My Review: Paper Towns by John Green

When our perceptions of others say more about ourselves than about them, is it ever really possible to know anyone and to be known by anyone?

In Paper Towns, John Green tackles his favoured topic of human connection in his mesmerizing prose. It’s a story of that first disillusionment, of how imperfection is the foundation for friendship and love, and of how difficult it is to know if you are ever really understanding and ever really understood.

One frustration with this novel is that Green started tackling the serious issue of teenage depression and suicide, but never addressed it completely—especially overlooking it with the ending.

Passages from the novel that I feel best illustrate the central idea:

• The longer I do my job… the more I realize humans lack good mirrors. It’s so hard for anyone to show us how we look, and so hard for us to show anyone how we feel.

• Isn’t it that on some fundamental level we find it difficult to understand that other people are human beings in the same way that we are? We idealize them as gods or dismiss them as animals.

• In the end it reveals a lot more about the person doing the imagining than it does about the person being imagined.

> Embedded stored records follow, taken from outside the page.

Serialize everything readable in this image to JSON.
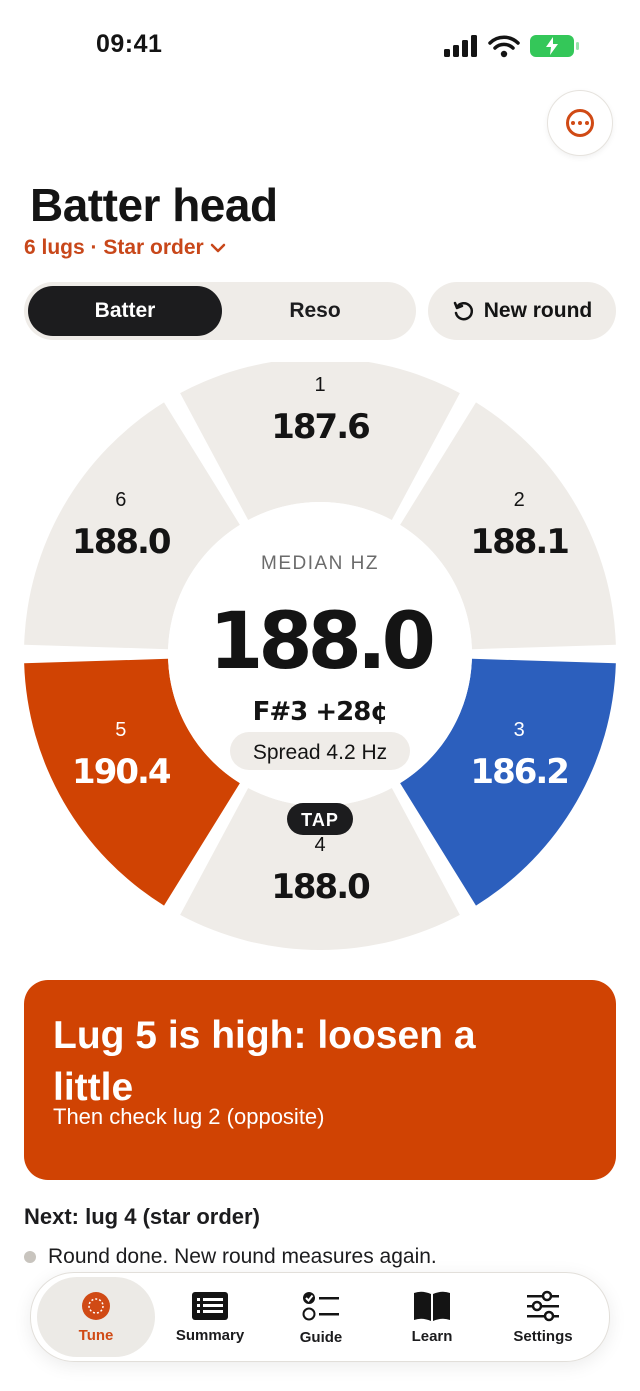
{
  "status": {
    "time": "09:41"
  },
  "header": {
    "title": "Batter head",
    "subtitle": "6 lugs · Star order"
  },
  "segment": {
    "options": [
      "Batter",
      "Reso"
    ],
    "selected": "Batter"
  },
  "new_round_label": "New round",
  "dial": {
    "center_label": "MEDIAN HZ",
    "median": "188.0",
    "note": "F#3 +28¢",
    "spread": "Spread 4.2 Hz",
    "tap_label": "TAP",
    "lugs": [
      {
        "num": "1",
        "hz": "187.6",
        "state": "neutral"
      },
      {
        "num": "2",
        "hz": "188.1",
        "state": "neutral"
      },
      {
        "num": "3",
        "hz": "186.2",
        "state": "low"
      },
      {
        "num": "4",
        "hz": "188.0",
        "state": "neutral"
      },
      {
        "num": "5",
        "hz": "190.4",
        "state": "high"
      },
      {
        "num": "6",
        "hz": "188.0",
        "state": "neutral"
      }
    ],
    "colors": {
      "neutral": "#efece8",
      "high": "#d04303",
      "low": "#2c5fbd"
    }
  },
  "instruction": {
    "headline": "Lug 5 is high: loosen a little",
    "sub": "Then check lug 2 (opposite)"
  },
  "next": "Next: lug 4 (star order)",
  "round_note": "Round done. New round measures again.",
  "tabs": [
    {
      "label": "Tune",
      "icon": "tune-dial-icon",
      "active": true
    },
    {
      "label": "Summary",
      "icon": "list-icon",
      "active": false
    },
    {
      "label": "Guide",
      "icon": "checklist-icon",
      "active": false
    },
    {
      "label": "Learn",
      "icon": "book-icon",
      "active": false
    },
    {
      "label": "Settings",
      "icon": "sliders-icon",
      "active": false
    }
  ],
  "accent": "#d04a15"
}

• This girl who was an idea that I loved… I realize that the idea is not only wrong but dangerous. What a treacherous thing it is to believe that a person is more than a person.

• I’m not saying that everything is survivable. Just that everything except the last thing is.

• Each of us starts out as a watertight vessel. And these things happen—these people leave us, or don’t love us, or don’t get us, or we don’t get them, and we lose and fail and hurt one another. And the vessel starts to crack open in places. And… once the vessel cracks open, the end becomes inevitable… But there is all this time between when the cracks start to open up and when we finally fall apart. And it’s only in that time that we can see one another, because we see out of ourselves through our cracks and into others through theirs. When did we see each other face-to-face? Not until you saw into my cracks and I saw into yours. Before that, we were just looking at ideas of each other, like looking at your window shade but never seeing inside. But once the vessel cracks, the light can get in. The light can get out.